I was absolutely stunned, when the conductor came by to punch my ticket and told me that videotaping on the train was prohibited. I informed him that public transportation, according to the ACLU law library, was not a prohibited place to conduct photography or videotaping, provided it was done in a manner so as not to disturb other riders. And shooting out the window, with no other riders in the viscinity, certainly bothered no one. I asked him if the railway was privately-owned, because if it was, then I would comply in deference to the right of private property owners to dictate rules. But MTA is a public railway, so no such sovereignty can be granted them and since it is not an act such as initiating physical force against other passengers or staff, then no crime was being committed.

The gentleman was stubborn about the "ban" and, in consideration for my friends, with whom I was carpooling after the train reached our destination, I decided not to turn it into a federal case by resisting and continuing to shoot beautiful hi-def footage of NYC as we were leaving the city. I lost a nice opportunity to get some very nice elevated footage, and it rather ruined part of the intent of the trip.

When I returned home, I researched the law, and it turns out the ban was proposed by the MTA Police, but turned down by the Mayor's office, due to obvious constitutional reasons. The conductor was overstepping his authority by insisting I comply with a nonexistent law.

At this point, I am writing a letter to Mayor Bloomberg, the MTA and the ACLU in carbon copies, expressing my displeasure with the MTA's Soviet-like behavior.

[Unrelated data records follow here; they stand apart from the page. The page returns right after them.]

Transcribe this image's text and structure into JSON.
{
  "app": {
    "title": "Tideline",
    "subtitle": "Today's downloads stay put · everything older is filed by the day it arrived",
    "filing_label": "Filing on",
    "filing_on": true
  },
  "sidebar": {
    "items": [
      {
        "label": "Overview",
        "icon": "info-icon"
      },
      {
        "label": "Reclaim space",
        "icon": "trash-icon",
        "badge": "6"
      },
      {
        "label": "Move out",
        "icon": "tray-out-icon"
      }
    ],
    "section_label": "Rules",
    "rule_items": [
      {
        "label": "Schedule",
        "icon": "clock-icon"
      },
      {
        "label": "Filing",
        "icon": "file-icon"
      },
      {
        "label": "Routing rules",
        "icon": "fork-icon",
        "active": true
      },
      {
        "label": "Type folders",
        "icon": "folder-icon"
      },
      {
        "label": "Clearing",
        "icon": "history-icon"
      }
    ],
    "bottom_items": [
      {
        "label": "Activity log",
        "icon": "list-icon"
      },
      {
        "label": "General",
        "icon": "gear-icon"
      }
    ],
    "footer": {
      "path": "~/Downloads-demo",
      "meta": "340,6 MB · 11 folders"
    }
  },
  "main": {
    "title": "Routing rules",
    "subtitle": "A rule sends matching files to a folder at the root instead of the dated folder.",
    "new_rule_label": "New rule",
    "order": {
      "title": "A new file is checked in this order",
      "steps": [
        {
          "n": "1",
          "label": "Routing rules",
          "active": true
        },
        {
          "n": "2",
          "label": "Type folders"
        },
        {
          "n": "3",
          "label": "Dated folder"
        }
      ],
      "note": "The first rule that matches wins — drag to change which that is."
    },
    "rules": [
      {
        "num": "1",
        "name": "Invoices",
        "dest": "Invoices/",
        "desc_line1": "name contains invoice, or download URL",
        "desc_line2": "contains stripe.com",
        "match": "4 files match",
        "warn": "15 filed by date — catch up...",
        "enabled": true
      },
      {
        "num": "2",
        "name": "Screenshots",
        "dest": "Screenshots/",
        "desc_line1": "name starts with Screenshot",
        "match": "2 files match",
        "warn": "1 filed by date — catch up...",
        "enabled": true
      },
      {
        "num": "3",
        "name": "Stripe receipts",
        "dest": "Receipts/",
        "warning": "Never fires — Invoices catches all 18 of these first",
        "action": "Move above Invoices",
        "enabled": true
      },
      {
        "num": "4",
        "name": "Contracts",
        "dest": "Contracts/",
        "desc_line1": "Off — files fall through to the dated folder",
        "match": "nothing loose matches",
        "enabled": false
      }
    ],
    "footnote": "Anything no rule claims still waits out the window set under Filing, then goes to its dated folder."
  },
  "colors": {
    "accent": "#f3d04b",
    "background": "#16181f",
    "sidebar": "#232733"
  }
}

When a tourist cannot take pictures or videotape the scenery through the window he is sitting next to on a train, there is something seriously wrong. This no longer resembles America. It resembles Soviet Russia in the 1950s.